Brown Bag Seminar Series/Alumni Corner

Fall 2020

Tuesday October 6, 2020 Noon

Dr. Christopher Elias

Associate Professor, Eastern Michigan University

"Bayesian Estimation of a Medium-Scale New Keynesian Model with Heterogeneous Expectations"

Abstract:

This paper constructs a medium-scale New Keynesian model with heterogeneous expectations by employing the Euler equation adaptive
learning technique. Two agent-types are similar in all ways except in how they form expectations. Agent-type A uses a correctly specified model while agent-type B uses a misspecified model that omits an important subset of variables. The model is estimated using post-World War II U.S. data and results show that there is significant expectational heterogeneity in the data and that the heterogeneous expectations model fits the data better than a homogeneous expectations benchmark model.

Registration is in the following link: Zoom

Tuesday November 3, 2020 Noon

Ms. Judy Keenan*

Director, EEOC

*Alumni Corner event co-sponsored with Women in Economics Club

Registration is in the following link: Zoom

Tuesday December 1, 2020 Noon

Dr. Daniel Giedeman (Professor, Grand Valley State), Dr. Kuhelika De (Assistant Professor, Grand Valley State) and Dr. Ryan Compton (Professor, University of Manitoba) 

"Macroeconomic Shocks and Racial Labor Market Differences"

Abstract:

We investigate the effects of three structural macroeconomic shocks (monetary, demand, and supply) on the labor market outcomes of black and white Americans using a factor augmented vector autoregression (FAVAR) framework with 136 United States macroeconomic indicators from 1973 to 2017. Our results indicate that adverse macroeconomic shocks have differential effects on labor market outcomes for blacks and whites, hurting blacks disproportionately relative to whites. Black Americans’ labor market outcomes appear to be significantly more sensitive to macroeconomic shocks than are the outcomes for white Americans. Our findings indicate that business-cycle costs are disproportionately borne by black Americans and that racial inequality in the labor market rises in recessions. The strongest effects occur in recessions caused by supply side disturbances.

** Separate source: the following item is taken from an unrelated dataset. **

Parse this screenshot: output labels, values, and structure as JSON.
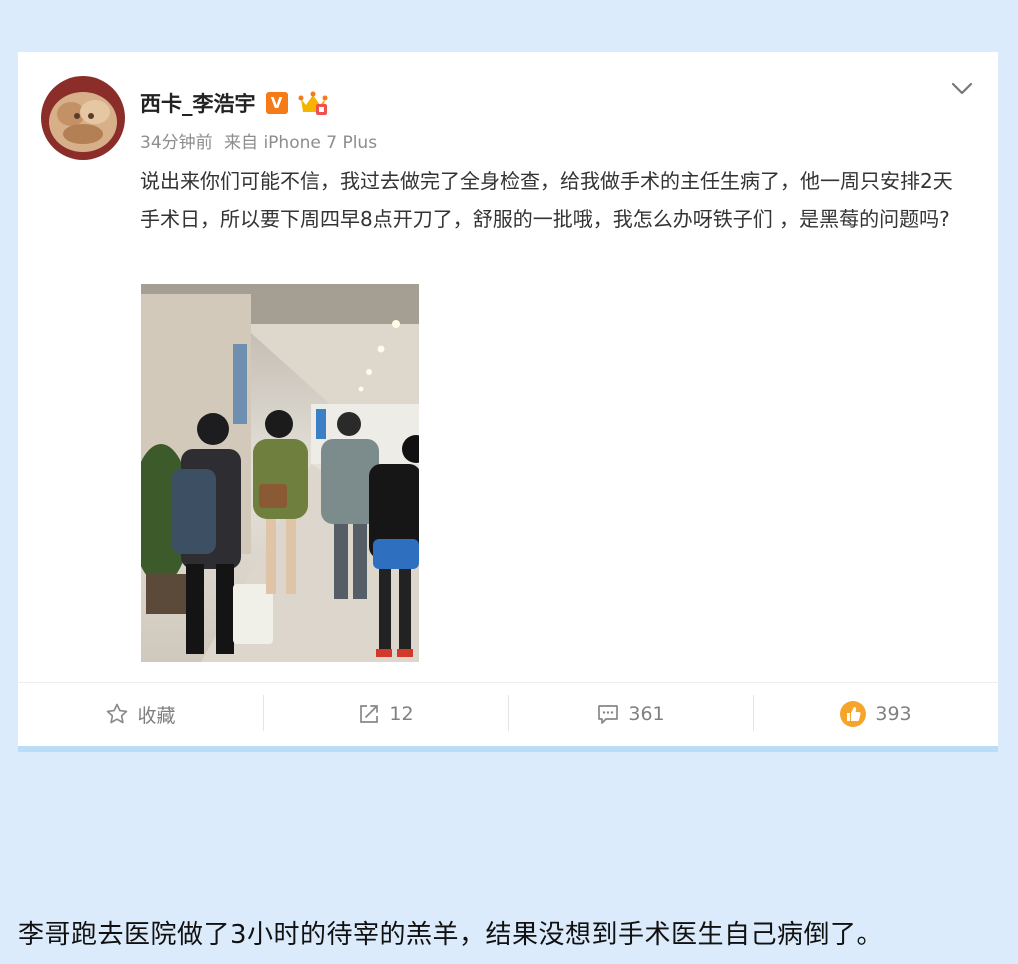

Our results suggest policymakers should take account of these heterogeneous effects when designing policy.

Registration is in the following link: Zoom